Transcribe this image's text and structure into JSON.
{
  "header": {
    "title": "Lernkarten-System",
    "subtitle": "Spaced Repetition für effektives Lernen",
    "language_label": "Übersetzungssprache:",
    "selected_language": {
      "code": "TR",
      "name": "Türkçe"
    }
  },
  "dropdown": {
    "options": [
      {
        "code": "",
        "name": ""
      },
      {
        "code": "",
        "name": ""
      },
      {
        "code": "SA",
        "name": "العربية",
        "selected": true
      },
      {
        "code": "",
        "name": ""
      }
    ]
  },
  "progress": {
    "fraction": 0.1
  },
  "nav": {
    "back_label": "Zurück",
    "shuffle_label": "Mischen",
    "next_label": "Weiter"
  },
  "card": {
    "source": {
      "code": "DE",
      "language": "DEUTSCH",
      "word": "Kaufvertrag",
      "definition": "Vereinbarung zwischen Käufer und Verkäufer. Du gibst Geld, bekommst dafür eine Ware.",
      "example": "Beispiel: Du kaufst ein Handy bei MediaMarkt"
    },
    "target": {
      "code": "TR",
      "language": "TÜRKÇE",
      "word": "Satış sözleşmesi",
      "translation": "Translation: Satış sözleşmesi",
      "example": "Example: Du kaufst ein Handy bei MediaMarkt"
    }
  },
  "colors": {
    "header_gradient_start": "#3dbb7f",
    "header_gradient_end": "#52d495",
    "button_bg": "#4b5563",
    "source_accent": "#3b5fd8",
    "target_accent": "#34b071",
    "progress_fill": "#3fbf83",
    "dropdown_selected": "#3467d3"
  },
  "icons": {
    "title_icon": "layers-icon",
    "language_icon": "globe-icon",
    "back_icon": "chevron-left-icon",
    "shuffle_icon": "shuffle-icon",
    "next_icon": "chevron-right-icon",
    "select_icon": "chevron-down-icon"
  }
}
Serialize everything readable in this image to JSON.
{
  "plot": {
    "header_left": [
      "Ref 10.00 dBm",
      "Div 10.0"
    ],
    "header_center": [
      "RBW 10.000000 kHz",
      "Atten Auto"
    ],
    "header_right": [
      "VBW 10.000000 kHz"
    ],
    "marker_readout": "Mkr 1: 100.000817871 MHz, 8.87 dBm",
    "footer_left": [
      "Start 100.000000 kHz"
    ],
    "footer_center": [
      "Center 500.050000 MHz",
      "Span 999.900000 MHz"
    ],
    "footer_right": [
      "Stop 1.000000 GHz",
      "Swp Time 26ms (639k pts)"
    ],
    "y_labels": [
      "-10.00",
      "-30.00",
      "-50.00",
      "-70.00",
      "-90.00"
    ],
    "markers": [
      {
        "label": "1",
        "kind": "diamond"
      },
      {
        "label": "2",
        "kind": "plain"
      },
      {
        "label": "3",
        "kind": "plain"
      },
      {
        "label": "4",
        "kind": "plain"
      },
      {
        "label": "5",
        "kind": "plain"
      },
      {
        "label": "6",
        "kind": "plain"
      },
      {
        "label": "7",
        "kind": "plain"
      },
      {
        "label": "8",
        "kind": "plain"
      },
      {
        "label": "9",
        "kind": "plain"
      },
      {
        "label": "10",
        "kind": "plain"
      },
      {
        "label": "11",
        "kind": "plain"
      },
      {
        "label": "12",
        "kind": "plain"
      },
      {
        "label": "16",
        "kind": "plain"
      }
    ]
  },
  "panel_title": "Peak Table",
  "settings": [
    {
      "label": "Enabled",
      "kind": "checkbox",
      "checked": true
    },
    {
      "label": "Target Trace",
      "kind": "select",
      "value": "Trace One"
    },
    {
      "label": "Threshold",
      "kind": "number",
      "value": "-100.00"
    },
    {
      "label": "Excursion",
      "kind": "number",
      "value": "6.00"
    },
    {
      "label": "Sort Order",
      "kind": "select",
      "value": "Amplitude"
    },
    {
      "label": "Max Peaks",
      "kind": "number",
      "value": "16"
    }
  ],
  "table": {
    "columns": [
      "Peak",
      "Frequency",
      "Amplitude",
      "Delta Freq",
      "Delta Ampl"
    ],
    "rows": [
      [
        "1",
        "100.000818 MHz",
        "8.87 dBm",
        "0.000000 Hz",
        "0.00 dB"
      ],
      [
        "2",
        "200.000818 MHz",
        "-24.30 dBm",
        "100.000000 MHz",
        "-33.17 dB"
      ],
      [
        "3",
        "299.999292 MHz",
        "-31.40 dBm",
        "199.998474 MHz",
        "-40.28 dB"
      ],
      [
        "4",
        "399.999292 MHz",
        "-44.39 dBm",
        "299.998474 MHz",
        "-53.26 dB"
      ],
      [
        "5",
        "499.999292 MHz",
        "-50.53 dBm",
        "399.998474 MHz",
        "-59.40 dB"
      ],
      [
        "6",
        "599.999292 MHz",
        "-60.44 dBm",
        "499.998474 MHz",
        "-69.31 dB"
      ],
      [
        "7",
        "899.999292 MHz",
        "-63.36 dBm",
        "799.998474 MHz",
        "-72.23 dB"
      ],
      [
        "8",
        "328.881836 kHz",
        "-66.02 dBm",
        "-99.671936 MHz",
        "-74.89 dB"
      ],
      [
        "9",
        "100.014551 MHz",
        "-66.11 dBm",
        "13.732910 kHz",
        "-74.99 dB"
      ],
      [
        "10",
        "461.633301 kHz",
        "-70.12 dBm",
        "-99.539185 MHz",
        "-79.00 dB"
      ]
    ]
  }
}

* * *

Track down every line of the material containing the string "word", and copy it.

      "word": "Kaufvertrag",
      "word": "Satış sözleşmesi",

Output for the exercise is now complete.